  • Blacklisting is not likely, Pakistan has made great strides, says Nadeem Lodhi
  • Greylisting of Pakistan is a geopolitical issue, according to Citibank

KARACHI: Citibank Pakistan has expressed its confidence that the country would not be further downgraded by the Financial Action Task Force (FATF) on the back of progress it has shown.
“Blacklisting (of Pakistan) is not probability now or any other time,” Nadeem Lodhi, CEO of Citibank Pakistan told journalists at Pakistan Media Roundtable held in Karachi on Monday. 
“Pakistan is making tremendous strides on the list provided by FATF and our regulator is very strong and they have made whatever they have to implement in the financial industry,” he added.
Citibank, which operates in 98 countries and acts as a correspondent bank in Pakistan offering services to corporate and public sector clients – making payments around $4 trillion per day to other banks – says its operations have not been impacted by the greylisting of the country.

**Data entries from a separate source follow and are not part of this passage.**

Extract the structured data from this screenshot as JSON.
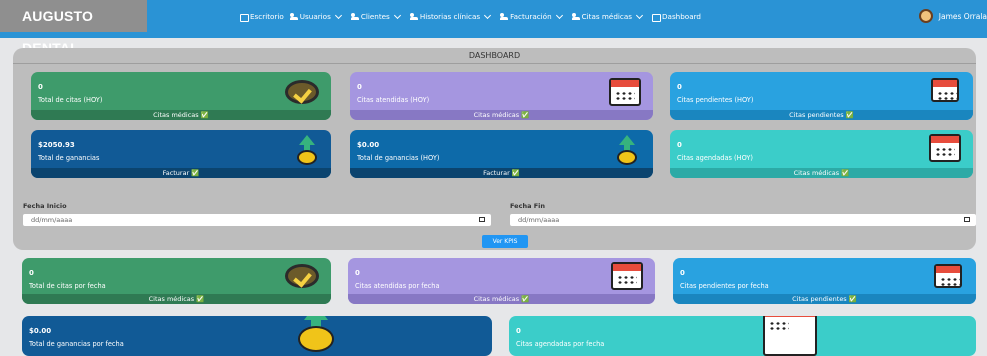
{
  "app": {
    "brand": "AUGUSTO DENTAL",
    "user_name": "James Orrala"
  },
  "nav": [
    {
      "label": "Escritorio",
      "icon": "home-icon",
      "caret": false
    },
    {
      "label": "Usuarios",
      "icon": "users-icon",
      "caret": true
    },
    {
      "label": "Clientes",
      "icon": "users-icon",
      "caret": true
    },
    {
      "label": "Historias clínicas",
      "icon": "users-icon",
      "caret": true
    },
    {
      "label": "Facturación",
      "icon": "users-icon",
      "caret": true
    },
    {
      "label": "Citas médicas",
      "icon": "users-icon",
      "caret": true
    },
    {
      "label": "Dashboard",
      "icon": "home-icon",
      "caret": false
    }
  ],
  "dashboard": {
    "title": "DASHBOARD",
    "cards": [
      {
        "value": "0",
        "label": "Total de citas (HOY)",
        "footer": "Citas médicas ✅",
        "color": "green",
        "icon": "check-circle-icon"
      },
      {
        "value": "0",
        "label": "Citas atendidas (HOY)",
        "footer": "Citas médicas ✅",
        "color": "purple",
        "icon": "calendar-tooth-icon"
      },
      {
        "value": "0",
        "label": "Citas pendientes (HOY)",
        "footer": "Citas pendientes ✅",
        "color": "blue",
        "icon": "calendar-pending-icon"
      },
      {
        "value": "$2050.93",
        "label": "Total de ganancias",
        "footer": "Facturar ✅",
        "color": "navy",
        "icon": "money-up-icon"
      },
      {
        "value": "$0.00",
        "label": "Total de ganancias (HOY)",
        "footer": "Facturar ✅",
        "color": "navy",
        "icon": "money-bag-icon"
      },
      {
        "value": "0",
        "label": "Citas agendadas (HOY)",
        "footer": "Citas médicas ✅",
        "color": "teal",
        "icon": "calendar-tooth-icon"
      }
    ]
  },
  "filters": {
    "start_label": "Fecha Inicio",
    "end_label": "Fecha Fin",
    "start_placeholder": "dd/mm/aaaa",
    "end_placeholder": "dd/mm/aaaa",
    "button": "Ver KPIS"
  },
  "results": {
    "cards": [
      {
        "value": "0",
        "label": "Total de citas por fecha",
        "footer": "Citas médicas ✅",
        "color": "green",
        "icon": "check-circle-icon"
      },
      {
        "value": "0",
        "label": "Citas atendidas por fecha",
        "footer": "Citas médicas ✅",
        "color": "purple",
        "icon": "calendar-tooth-icon"
      },
      {
        "value": "0",
        "label": "Citas pendientes por fecha",
        "footer": "Citas pendientes ✅",
        "color": "blue",
        "icon": "calendar-pending-icon"
      },
      {
        "value": "$0.00",
        "label": "Total de ganancias por fecha",
        "footer": "",
        "color": "navy",
        "icon": "money-up-icon"
      },
      {
        "value": "0",
        "label": "Citas agendadas por fecha",
        "footer": "",
        "color": "teal",
        "icon": "calendar-tooth-icon"
      }
    ]
  }
}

“We as a correspondent bank operate on the same alert level (as before greylisting) and it is unchanged for us and business is not impacted or that the business of our client including financial institutions is not impacted,” Lodhi said, explaining that the greylisting of Pakistan is “more of a geopolitical issue.” 

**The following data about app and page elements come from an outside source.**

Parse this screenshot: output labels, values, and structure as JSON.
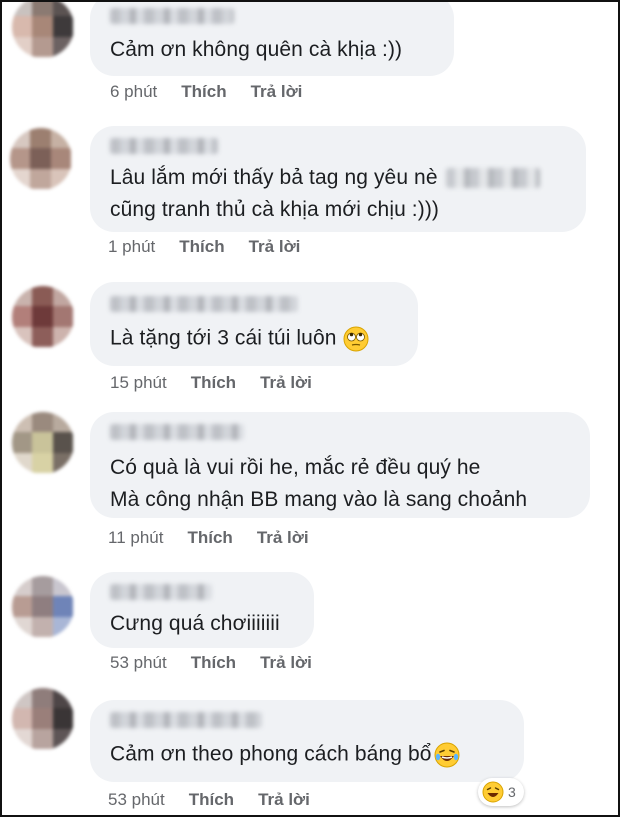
{
  "comments": [
    {
      "lines": [
        "Cảm ơn không quên cà khịa :))"
      ],
      "time": "6 phút",
      "like": "Thích",
      "reply": "Trả lời"
    },
    {
      "lines": [
        "Lâu lắm mới thấy bả tag ng yêu nè",
        "cũng tranh thủ cà khịa mới chịu :)))"
      ],
      "time": "1 phút",
      "like": "Thích",
      "reply": "Trả lời"
    },
    {
      "lines": [
        "Là tặng tới 3 cái túi luôn"
      ],
      "emoji": "eye-roll-emoji",
      "time": "15 phút",
      "like": "Thích",
      "reply": "Trả lời"
    },
    {
      "lines": [
        "Có quà là vui rồi he, mắc rẻ đều quý he",
        "Mà công nhận BB mang vào là sang choảnh"
      ],
      "time": "11 phút",
      "like": "Thích",
      "reply": "Trả lời"
    },
    {
      "lines": [
        "Cưng quá chơiiiiiii"
      ],
      "time": "53 phút",
      "like": "Thích",
      "reply": "Trả lời"
    },
    {
      "lines": [
        "Cảm ơn theo phong cách báng bổ"
      ],
      "emoji": "laughing-tears-emoji",
      "time": "53 phút",
      "like": "Thích",
      "reply": "Trả lời",
      "reaction": {
        "icon": "laughing-reaction-icon",
        "count": "3"
      }
    }
  ],
  "colors": {
    "bubble": "#f0f2f5",
    "text": "#1c1e21",
    "meta": "#65676b",
    "border": "#111111"
  }
}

“When Afghanistan is on the white list how can Pakistan be on the grey or black list?” said Moiz Hussain Ali, Citibank Pakistan country treasury and markets head.
In October, the Paris-based FATF expressed concerns with regard to “overall lack of progress” by Pakistan in addressing its terror financing risks, and gave Islamabad time until February 2020 to complete its full action plan or risk further downgrading.
“Should significant and sustainable progress not be made across the full range of its action plan by the next plenary, the FATF will take action, which could include the FATF calling on its members and urging all jurisdictions to advise their FIs (financial institutions) to give special attention to business relations and transactions with Pakistan,” the FATF warned.
Citibank officials say Pakistan may remain on the greylist till the end of the upcoming year.
“The list given to Pakistan is quite long and it is not that you can do it overnight,” Ali said.
He expressed satisfaction with the government’s current economic policies and called for their continuation.
According to the Citibank officials, if the current political regime, where the army and political leadership look united, continues for the next two years, things should improve.
They said that a number of multinationals are planning investment – estimated at $500 million – in various sectors of the economy, ranging from consumer goods to energy.